For each entry, restate it word for word while omitting any image it holds.

SOURCE RECORDS section start

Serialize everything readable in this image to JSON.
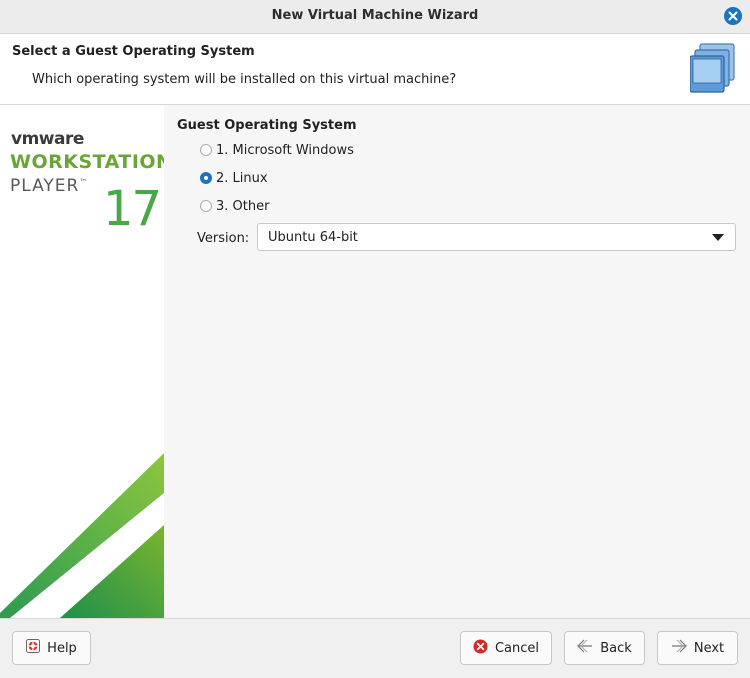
{
  "window": {
    "title": "New Virtual Machine Wizard"
  },
  "header": {
    "title": "Select a Guest Operating System",
    "subtitle": "Which operating system will be installed on this virtual machine?"
  },
  "branding": {
    "vendor": "vmware",
    "product_line1": "WORKSTATION",
    "product_line2": "PLAYER",
    "trademark": "™",
    "version": "17",
    "colors": {
      "green": "#6aa637",
      "dark_green": "#2e8b3c",
      "gray": "#5a5a5a"
    }
  },
  "form": {
    "group_label": "Guest Operating System",
    "options": [
      {
        "label": "1. Microsoft Windows",
        "checked": false
      },
      {
        "label": "2. Linux",
        "checked": true
      },
      {
        "label": "3. Other",
        "checked": false
      }
    ],
    "version_label": "Version:",
    "version_value": "Ubuntu 64-bit"
  },
  "footer": {
    "help_label": "Help",
    "cancel_label": "Cancel",
    "back_label": "Back",
    "next_label": "Next"
  },
  "icons": {
    "close": "close-icon",
    "vm_stack": "vm-stack-icon",
    "help": "help-icon",
    "cancel": "cancel-icon",
    "back": "back-arrow-icon",
    "next": "next-arrow-icon"
  },
  "accent": "#1a73c7"
}
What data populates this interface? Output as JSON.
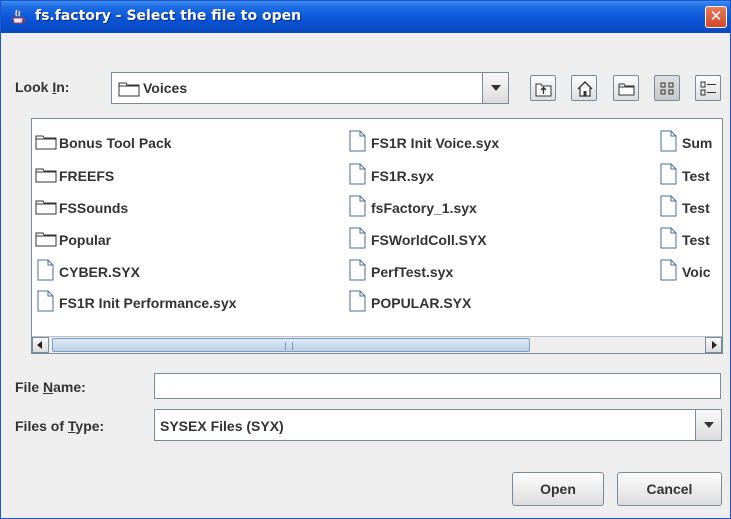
{
  "window": {
    "title": "fs.factory - Select the file to open",
    "close_symbol": "✕"
  },
  "look_in": {
    "label_pre": "Look ",
    "label_mnemonic": "I",
    "label_post": "n:",
    "value": "Voices"
  },
  "toolbar": {
    "icons": [
      "up-one-level-icon",
      "home-icon",
      "new-folder-icon",
      "list-view-icon",
      "details-view-icon"
    ],
    "selected_view": "list-view"
  },
  "files": [
    {
      "name": "Bonus Tool Pack",
      "type": "folder"
    },
    {
      "name": "FREEFS",
      "type": "folder"
    },
    {
      "name": "FSSounds",
      "type": "folder"
    },
    {
      "name": "Popular",
      "type": "folder"
    },
    {
      "name": "CYBER.SYX",
      "type": "file"
    },
    {
      "name": "FS1R Init Performance.syx",
      "type": "file"
    },
    {
      "name": "FS1R Init Voice.syx",
      "type": "file"
    },
    {
      "name": "FS1R.syx",
      "type": "file"
    },
    {
      "name": "fsFactory_1.syx",
      "type": "file"
    },
    {
      "name": "FSWorldColl.SYX",
      "type": "file"
    },
    {
      "name": "PerfTest.syx",
      "type": "file"
    },
    {
      "name": "POPULAR.SYX",
      "type": "file"
    },
    {
      "name": "Sum",
      "type": "file"
    },
    {
      "name": "Test",
      "type": "file"
    },
    {
      "name": "Test",
      "type": "file"
    },
    {
      "name": "Test",
      "type": "file"
    },
    {
      "name": "Voic",
      "type": "file"
    }
  ],
  "file_name": {
    "label_pre": "File ",
    "label_mnemonic": "N",
    "label_post": "ame:",
    "value": ""
  },
  "file_type": {
    "label_pre": "Files of ",
    "label_mnemonic": "T",
    "label_post": "ype:",
    "value": "SYSEX Files (SYX)"
  },
  "buttons": {
    "open": "Open",
    "cancel": "Cancel"
  }
}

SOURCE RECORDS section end

RESULT BELOW -
Serialize everything readable in this image to JSON.
{
  "window": {
    "title": "New Virtual Machine Wizard"
  },
  "header": {
    "title": "Select a Guest Operating System",
    "subtitle": "Which operating system will be installed on this virtual machine?"
  },
  "branding": {
    "vendor": "vmware",
    "product_line1": "WORKSTATION",
    "product_line2": "PLAYER",
    "trademark": "™",
    "version": "17",
    "colors": {
      "green": "#6aa637",
      "dark_green": "#2e8b3c",
      "gray": "#5a5a5a"
    }
  },
  "form": {
    "group_label": "Guest Operating System",
    "options": [
      {
        "label": "1. Microsoft Windows",
        "checked": false
      },
      {
        "label": "2. Linux",
        "checked": true
      },
      {
        "label": "3. Other",
        "checked": false
      }
    ],
    "version_label": "Version:",
    "version_value": "Ubuntu 64-bit"
  },
  "footer": {
    "help_label": "Help",
    "cancel_label": "Cancel",
    "back_label": "Back",
    "next_label": "Next"
  },
  "icons": {
    "close": "close-icon",
    "vm_stack": "vm-stack-icon",
    "help": "help-icon",
    "cancel": "cancel-icon",
    "back": "back-arrow-icon",
    "next": "next-arrow-icon"
  },
  "accent": "#1a73c7"
}
What data populates this interface? Output as JSON.
{
  "window": {
    "title": "fs.factory - Select the file to open",
    "close_symbol": "✕"
  },
  "look_in": {
    "label_pre": "Look ",
    "label_mnemonic": "I",
    "label_post": "n:",
    "value": "Voices"
  },
  "toolbar": {
    "icons": [
      "up-one-level-icon",
      "home-icon",
      "new-folder-icon",
      "list-view-icon",
      "details-view-icon"
    ],
    "selected_view": "list-view"
  },
  "files": [
    {
      "name": "Bonus Tool Pack",
      "type": "folder"
    },
    {
      "name": "FREEFS",
      "type": "folder"
    },
    {
      "name": "FSSounds",
      "type": "folder"
    },
    {
      "name": "Popular",
      "type": "folder"
    },
    {
      "name": "CYBER.SYX",
      "type": "file"
    },
    {
      "name": "FS1R Init Performance.syx",
      "type": "file"
    },
    {
      "name": "FS1R Init Voice.syx",
      "type": "file"
    },
    {
      "name": "FS1R.syx",
      "type": "file"
    },
    {
      "name": "fsFactory_1.syx",
      "type": "file"
    },
    {
      "name": "FSWorldColl.SYX",
      "type": "file"
    },
    {
      "name": "PerfTest.syx",
      "type": "file"
    },
    {
      "name": "POPULAR.SYX",
      "type": "file"
    },
    {
      "name": "Sum",
      "type": "file"
    },
    {
      "name": "Test",
      "type": "file"
    },
    {
      "name": "Test",
      "type": "file"
    },
    {
      "name": "Test",
      "type": "file"
    },
    {
      "name": "Voic",
      "type": "file"
    }
  ],
  "file_name": {
    "label_pre": "File ",
    "label_mnemonic": "N",
    "label_post": "ame:",
    "value": ""
  },
  "file_type": {
    "label_pre": "Files of ",
    "label_mnemonic": "T",
    "label_post": "ype:",
    "value": "SYSEX Files (SYX)"
  },
  "buttons": {
    "open": "Open",
    "cancel": "Cancel"
  }
}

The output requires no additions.